Now, I’m not saying there’s no virtue in forcing people to take classes in things they aren’t interested in. But plagiarism is going to happen in a society in which you are told, “This is something you need to do in order to have the life you want, and in order to have the life you want there are things you must do that you don’t want to do, and may even be incapable of doing. Now, we don’t really care where you went to high school, and we can’t speak to the quality of your English professors. So, here, write a paper about philosophy. And if you cheat, we will fucking expel you.” But if you don’t cheat, you’ll get a D, which is as good as being expelled. And that’s a rock and a hard place.
An interview with Professional Atheist-Christian Adam Kotsko:
One of the interesting things I’ve found from reading your blog is that you are in fact an atheist. What relevance do you see this theory having for atheists?
Well, first I want to hedge on this atheist question in some way, and say I’m not a traditional theist; but if I’m an atheist, I’m at least a Christian one. In any case though, I think that a lot of work by secular philosophers recently has been reclaiming the Christian tradition, and theological concepts, that provides some prima facieevidence for its relevance—people like Slavoj Zizek or Alain Badiou or Georgio Agamben. My work’s been very influenced by them as a way to reclaim the Christian heritage in a more convincing way than simply rejecting it because it has religiousness all over it.
At one point theologian Thomas Altizer posted on your blog that we haven’t really thought through a proper atheism yet.
Right. I think that you can see this with the New Atheists. Dawkins’ and Hitchens’ and Dennett’s books are a kind of simplistic critique of religion that’s basically not going to change anyone’s mind. I think there has to be more to say about religion other than the fact that it makes no sense as an empirical claim.

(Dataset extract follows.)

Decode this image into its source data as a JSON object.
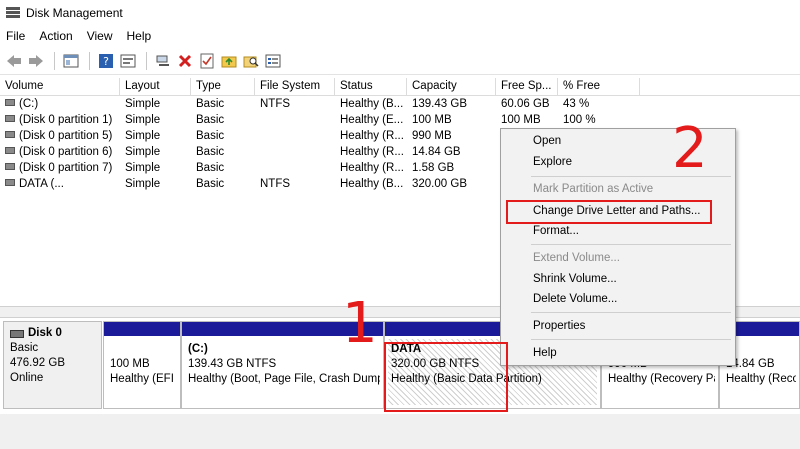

That’s just too obvious to be interesting. I think that we as a society deserve a better form of atheism.
What’s Up Africa and Jay Smooth: